Excerpts from an interface dataset:
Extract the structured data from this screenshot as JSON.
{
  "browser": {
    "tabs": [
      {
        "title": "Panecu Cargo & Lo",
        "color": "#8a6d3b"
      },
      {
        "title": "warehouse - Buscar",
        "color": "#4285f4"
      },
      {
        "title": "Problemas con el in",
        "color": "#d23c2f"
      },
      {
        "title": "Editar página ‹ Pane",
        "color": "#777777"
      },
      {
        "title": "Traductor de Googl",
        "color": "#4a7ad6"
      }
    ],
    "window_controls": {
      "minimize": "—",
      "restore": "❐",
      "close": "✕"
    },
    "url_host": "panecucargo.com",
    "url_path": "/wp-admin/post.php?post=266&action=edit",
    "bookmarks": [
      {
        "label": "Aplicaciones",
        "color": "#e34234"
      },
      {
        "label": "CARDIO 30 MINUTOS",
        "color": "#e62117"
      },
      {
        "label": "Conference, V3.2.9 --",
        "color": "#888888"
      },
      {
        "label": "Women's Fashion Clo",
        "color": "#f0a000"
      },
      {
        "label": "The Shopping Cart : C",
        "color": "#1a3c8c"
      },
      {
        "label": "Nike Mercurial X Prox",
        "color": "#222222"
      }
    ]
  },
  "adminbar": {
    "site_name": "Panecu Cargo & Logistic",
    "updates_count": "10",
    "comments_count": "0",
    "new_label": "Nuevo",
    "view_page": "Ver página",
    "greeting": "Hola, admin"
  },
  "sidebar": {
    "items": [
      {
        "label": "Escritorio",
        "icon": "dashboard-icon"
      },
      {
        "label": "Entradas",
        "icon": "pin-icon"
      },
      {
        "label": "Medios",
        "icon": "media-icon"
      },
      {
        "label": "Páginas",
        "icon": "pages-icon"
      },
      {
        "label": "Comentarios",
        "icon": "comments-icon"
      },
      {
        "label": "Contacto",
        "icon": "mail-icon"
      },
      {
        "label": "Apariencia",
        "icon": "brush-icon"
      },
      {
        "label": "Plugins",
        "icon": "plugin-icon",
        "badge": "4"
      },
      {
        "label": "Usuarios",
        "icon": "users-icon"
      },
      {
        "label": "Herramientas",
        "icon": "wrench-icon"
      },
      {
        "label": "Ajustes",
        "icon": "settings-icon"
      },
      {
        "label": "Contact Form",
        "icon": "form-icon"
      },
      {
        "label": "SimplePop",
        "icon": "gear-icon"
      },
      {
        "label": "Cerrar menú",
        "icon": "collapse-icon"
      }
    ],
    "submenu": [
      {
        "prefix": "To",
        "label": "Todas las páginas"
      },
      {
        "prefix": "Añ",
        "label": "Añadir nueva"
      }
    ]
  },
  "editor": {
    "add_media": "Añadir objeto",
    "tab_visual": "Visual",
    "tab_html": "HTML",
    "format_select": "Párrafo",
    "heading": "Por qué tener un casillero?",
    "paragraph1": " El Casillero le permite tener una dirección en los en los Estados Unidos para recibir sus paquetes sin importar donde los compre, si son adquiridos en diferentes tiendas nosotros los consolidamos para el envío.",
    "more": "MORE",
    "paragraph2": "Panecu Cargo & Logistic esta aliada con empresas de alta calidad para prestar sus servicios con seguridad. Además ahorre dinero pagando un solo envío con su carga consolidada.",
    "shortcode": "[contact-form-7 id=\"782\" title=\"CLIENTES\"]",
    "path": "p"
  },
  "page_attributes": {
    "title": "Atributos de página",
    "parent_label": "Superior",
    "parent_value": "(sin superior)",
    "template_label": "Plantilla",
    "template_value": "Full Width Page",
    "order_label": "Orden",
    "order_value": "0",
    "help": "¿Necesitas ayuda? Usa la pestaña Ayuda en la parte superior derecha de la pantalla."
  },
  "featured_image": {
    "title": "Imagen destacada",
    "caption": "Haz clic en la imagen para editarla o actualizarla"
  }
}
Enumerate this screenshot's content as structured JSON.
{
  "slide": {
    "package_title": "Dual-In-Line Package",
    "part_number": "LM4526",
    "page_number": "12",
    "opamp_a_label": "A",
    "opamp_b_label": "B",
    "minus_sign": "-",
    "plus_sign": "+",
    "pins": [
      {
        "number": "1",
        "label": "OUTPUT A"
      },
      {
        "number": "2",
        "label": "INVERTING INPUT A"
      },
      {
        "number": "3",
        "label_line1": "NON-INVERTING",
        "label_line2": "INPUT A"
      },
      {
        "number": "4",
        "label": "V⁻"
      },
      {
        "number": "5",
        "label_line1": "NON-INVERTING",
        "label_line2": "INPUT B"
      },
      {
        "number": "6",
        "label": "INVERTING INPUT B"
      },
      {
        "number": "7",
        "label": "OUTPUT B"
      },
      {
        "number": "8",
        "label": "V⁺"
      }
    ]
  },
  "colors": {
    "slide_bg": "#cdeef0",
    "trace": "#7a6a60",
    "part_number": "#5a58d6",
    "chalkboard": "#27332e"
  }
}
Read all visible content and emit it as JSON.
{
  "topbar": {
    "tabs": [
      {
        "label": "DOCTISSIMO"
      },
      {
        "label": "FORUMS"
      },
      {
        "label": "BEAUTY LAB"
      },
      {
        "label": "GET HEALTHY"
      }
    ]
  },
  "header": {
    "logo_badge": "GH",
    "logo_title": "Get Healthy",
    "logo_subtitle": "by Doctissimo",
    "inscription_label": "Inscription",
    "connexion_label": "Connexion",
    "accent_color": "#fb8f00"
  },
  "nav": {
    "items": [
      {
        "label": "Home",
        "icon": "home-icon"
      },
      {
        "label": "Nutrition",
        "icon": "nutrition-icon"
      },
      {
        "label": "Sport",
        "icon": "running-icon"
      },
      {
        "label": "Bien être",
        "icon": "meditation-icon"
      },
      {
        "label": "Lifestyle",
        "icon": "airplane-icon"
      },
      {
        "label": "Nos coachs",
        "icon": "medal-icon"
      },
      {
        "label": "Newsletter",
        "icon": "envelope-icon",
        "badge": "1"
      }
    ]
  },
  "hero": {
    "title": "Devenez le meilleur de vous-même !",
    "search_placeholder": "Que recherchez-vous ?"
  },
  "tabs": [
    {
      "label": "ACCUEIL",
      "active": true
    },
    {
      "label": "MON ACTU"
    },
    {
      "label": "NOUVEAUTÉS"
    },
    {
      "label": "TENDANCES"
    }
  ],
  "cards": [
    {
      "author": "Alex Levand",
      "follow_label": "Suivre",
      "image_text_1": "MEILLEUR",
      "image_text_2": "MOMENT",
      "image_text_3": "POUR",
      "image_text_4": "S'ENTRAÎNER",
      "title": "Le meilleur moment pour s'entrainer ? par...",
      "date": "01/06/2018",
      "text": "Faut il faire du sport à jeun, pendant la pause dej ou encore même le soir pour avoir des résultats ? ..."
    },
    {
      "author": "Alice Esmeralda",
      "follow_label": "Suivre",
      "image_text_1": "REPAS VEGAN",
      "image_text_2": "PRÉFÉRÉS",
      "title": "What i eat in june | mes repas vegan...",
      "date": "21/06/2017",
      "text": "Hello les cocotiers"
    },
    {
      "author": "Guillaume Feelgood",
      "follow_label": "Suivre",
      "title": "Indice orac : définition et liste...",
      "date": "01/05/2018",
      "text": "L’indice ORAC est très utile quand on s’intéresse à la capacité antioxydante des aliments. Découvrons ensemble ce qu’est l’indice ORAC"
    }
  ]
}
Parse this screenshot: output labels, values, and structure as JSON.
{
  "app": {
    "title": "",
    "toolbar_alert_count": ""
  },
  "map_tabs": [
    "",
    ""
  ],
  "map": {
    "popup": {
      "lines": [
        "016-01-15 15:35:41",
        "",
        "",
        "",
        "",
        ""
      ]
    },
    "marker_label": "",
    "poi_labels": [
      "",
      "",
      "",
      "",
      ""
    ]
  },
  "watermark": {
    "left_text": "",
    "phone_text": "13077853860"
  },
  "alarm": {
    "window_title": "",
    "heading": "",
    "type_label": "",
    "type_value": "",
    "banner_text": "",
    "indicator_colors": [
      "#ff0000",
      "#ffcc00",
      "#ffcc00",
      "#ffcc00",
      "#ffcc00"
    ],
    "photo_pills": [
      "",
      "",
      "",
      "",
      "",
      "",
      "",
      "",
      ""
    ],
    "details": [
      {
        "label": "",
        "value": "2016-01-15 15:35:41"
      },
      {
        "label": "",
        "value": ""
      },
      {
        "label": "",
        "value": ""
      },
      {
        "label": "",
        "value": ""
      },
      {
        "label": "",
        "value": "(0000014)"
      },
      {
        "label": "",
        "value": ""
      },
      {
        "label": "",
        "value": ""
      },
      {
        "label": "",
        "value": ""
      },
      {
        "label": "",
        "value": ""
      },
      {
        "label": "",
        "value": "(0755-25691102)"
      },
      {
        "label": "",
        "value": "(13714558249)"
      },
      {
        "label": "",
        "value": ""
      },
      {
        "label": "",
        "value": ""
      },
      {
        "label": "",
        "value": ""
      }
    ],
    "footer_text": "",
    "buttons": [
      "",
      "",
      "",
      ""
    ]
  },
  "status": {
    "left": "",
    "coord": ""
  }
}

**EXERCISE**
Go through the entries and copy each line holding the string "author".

**RESPONSE TO THE EXERCISE**
      "author": "Alex Levand",
      "author": "Alice Esmeralda",
      "author": "Guillaume Feelgood",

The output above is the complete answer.